======== THE DATA

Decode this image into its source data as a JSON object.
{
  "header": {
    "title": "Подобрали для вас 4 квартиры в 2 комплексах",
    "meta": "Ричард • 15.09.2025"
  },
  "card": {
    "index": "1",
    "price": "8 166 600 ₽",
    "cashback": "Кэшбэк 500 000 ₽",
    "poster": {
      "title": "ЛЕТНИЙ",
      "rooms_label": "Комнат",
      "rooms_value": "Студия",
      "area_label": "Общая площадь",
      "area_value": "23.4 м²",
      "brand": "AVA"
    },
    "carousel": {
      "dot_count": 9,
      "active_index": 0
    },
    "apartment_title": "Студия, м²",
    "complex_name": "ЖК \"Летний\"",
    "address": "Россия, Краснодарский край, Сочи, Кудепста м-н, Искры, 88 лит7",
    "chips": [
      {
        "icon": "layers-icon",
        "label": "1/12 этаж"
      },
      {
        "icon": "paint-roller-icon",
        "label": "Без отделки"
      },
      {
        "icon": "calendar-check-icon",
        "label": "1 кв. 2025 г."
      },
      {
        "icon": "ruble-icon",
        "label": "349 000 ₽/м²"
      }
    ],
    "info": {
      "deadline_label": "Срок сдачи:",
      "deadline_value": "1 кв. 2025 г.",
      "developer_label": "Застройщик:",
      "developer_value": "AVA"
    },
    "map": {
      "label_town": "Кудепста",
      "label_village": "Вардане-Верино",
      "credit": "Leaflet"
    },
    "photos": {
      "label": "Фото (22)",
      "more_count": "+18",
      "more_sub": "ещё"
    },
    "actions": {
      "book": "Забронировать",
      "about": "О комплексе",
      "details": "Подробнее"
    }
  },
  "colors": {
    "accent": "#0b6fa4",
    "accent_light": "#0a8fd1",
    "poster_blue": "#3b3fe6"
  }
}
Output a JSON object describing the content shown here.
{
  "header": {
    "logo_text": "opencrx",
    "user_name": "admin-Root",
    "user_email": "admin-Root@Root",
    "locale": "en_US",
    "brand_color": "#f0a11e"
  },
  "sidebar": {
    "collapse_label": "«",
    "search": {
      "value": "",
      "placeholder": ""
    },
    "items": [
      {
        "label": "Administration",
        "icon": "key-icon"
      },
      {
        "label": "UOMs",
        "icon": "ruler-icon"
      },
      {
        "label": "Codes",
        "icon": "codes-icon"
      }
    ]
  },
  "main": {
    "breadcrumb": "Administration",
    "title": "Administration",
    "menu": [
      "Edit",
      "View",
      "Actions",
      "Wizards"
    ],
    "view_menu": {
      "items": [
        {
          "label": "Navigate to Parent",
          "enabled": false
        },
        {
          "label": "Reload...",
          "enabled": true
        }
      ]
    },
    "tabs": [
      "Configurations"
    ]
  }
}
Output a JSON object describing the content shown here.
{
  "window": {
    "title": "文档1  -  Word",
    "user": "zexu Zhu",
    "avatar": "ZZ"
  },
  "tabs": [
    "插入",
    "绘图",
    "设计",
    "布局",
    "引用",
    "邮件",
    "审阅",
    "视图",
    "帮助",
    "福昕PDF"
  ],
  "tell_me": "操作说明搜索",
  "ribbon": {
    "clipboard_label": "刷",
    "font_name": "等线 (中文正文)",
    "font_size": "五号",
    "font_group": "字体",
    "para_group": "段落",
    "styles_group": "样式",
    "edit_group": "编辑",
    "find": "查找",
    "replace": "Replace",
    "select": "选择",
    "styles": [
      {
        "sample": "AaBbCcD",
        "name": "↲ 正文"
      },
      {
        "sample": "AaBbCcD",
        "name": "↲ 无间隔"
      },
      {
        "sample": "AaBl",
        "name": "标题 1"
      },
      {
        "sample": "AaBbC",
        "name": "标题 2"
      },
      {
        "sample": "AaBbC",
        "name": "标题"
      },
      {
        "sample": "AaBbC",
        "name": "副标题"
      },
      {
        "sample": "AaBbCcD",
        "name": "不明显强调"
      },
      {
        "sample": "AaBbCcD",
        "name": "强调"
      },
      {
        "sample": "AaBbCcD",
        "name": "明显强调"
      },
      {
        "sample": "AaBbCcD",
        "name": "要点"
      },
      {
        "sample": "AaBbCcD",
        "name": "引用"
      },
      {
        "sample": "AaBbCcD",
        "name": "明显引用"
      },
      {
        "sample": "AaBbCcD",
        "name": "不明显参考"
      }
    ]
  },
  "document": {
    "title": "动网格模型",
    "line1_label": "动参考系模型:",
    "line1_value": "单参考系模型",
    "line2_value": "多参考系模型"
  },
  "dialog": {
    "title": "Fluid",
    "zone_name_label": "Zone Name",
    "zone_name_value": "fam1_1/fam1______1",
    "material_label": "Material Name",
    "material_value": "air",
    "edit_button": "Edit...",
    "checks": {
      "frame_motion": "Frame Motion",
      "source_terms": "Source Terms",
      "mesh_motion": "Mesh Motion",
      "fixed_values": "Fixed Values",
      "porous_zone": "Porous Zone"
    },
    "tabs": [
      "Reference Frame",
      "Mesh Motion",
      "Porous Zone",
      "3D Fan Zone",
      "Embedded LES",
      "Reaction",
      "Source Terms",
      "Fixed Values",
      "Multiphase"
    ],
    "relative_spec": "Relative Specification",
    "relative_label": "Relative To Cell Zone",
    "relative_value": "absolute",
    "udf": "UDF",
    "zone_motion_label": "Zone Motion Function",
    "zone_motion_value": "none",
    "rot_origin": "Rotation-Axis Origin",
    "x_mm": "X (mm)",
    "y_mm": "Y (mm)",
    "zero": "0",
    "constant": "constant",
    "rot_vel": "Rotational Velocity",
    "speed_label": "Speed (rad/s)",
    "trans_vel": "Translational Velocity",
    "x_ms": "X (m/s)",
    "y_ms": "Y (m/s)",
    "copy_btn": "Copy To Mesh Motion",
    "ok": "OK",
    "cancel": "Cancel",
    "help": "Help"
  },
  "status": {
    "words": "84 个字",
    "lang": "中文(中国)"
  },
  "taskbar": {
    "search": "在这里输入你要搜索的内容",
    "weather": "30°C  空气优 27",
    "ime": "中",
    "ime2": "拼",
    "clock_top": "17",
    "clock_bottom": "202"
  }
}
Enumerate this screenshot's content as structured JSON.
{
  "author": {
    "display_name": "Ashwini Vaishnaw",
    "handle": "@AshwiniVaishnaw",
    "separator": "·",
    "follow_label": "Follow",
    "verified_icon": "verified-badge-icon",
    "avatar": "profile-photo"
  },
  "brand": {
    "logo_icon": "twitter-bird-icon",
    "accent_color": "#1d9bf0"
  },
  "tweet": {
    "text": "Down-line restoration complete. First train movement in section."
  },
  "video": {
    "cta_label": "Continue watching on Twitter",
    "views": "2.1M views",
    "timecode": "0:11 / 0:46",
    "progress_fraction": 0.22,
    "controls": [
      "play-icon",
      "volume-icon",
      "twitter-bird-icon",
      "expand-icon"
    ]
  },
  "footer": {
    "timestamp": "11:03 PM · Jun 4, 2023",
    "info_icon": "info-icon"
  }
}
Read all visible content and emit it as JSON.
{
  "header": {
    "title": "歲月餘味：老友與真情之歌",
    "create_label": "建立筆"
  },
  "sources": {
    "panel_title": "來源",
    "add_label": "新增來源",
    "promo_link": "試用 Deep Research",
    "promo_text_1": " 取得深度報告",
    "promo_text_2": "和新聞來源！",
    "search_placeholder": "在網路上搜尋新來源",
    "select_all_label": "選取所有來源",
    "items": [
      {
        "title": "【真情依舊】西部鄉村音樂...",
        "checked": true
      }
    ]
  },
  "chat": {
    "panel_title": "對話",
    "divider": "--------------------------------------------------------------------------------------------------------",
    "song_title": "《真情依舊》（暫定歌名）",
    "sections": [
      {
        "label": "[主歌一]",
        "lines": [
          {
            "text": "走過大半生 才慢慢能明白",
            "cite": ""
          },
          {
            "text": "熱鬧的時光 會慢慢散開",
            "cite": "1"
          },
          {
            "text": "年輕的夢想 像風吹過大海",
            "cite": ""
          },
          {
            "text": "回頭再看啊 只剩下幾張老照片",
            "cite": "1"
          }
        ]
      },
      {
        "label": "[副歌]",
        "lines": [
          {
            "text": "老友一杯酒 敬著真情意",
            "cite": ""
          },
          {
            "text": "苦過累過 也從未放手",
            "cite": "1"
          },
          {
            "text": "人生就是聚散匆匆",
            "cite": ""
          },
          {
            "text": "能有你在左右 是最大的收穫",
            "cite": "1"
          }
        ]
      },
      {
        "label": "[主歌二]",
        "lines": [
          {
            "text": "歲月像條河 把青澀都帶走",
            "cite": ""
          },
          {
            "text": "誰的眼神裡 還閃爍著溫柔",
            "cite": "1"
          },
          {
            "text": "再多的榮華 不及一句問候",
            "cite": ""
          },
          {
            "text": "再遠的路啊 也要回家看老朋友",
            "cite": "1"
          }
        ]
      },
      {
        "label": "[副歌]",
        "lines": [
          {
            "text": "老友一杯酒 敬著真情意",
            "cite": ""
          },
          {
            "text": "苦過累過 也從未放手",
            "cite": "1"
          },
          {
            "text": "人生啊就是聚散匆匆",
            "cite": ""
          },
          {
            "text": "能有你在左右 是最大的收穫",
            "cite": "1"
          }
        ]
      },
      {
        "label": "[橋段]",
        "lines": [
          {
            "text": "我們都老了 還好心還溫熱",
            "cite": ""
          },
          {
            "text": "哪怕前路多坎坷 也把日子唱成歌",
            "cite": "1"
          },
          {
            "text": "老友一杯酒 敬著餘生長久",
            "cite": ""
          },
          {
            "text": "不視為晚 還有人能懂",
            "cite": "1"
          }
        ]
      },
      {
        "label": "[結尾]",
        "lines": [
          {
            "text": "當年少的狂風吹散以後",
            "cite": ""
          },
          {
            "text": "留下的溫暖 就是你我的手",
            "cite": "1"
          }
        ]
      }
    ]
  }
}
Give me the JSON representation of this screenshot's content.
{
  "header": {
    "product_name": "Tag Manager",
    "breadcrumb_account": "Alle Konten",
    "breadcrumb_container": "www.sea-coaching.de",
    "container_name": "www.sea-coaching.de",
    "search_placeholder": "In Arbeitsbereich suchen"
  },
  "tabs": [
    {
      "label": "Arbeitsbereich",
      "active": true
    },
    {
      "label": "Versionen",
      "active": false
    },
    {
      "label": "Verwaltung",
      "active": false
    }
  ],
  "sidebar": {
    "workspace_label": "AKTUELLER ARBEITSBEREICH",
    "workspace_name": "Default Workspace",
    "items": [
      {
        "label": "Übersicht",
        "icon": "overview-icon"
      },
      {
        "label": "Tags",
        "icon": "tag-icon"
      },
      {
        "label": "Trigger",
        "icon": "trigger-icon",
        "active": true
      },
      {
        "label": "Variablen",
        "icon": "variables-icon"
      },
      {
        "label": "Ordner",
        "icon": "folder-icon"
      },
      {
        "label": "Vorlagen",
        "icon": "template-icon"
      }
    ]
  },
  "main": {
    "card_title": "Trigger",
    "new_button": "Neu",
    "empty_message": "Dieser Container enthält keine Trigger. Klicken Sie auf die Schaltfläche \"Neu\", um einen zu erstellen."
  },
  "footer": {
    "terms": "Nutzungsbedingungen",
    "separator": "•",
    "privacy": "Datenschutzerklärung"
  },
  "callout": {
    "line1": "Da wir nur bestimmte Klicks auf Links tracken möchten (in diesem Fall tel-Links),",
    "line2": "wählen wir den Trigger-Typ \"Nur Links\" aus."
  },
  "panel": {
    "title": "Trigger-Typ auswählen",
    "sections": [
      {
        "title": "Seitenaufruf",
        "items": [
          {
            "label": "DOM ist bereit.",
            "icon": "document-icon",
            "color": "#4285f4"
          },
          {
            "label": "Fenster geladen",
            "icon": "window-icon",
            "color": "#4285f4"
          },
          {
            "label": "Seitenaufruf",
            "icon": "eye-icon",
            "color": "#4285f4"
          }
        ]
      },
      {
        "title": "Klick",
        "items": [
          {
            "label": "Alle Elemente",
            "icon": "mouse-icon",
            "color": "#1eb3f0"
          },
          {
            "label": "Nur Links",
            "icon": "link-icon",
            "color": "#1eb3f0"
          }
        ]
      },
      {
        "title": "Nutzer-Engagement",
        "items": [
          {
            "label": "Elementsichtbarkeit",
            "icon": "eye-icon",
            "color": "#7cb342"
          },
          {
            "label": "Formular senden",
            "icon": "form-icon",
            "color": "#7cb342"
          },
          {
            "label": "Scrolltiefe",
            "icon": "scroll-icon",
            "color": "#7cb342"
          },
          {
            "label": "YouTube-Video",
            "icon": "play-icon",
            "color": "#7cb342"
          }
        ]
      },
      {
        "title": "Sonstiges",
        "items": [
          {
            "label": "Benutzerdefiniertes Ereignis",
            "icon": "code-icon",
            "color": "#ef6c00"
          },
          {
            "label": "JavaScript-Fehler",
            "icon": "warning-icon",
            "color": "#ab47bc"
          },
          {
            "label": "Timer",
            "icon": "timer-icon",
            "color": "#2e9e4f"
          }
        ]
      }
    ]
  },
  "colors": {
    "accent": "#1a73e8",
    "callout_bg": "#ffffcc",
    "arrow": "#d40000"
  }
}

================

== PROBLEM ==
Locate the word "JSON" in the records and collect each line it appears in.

== ANSWER ==
Decode this image into its source data as a JSON object.
Output a JSON object describing the content shown here.
Output a JSON object describing the content shown here.
Enumerate this screenshot's content as structured JSON.
Read all visible content and emit it as JSON.
Give me the JSON representation of this screenshot's content.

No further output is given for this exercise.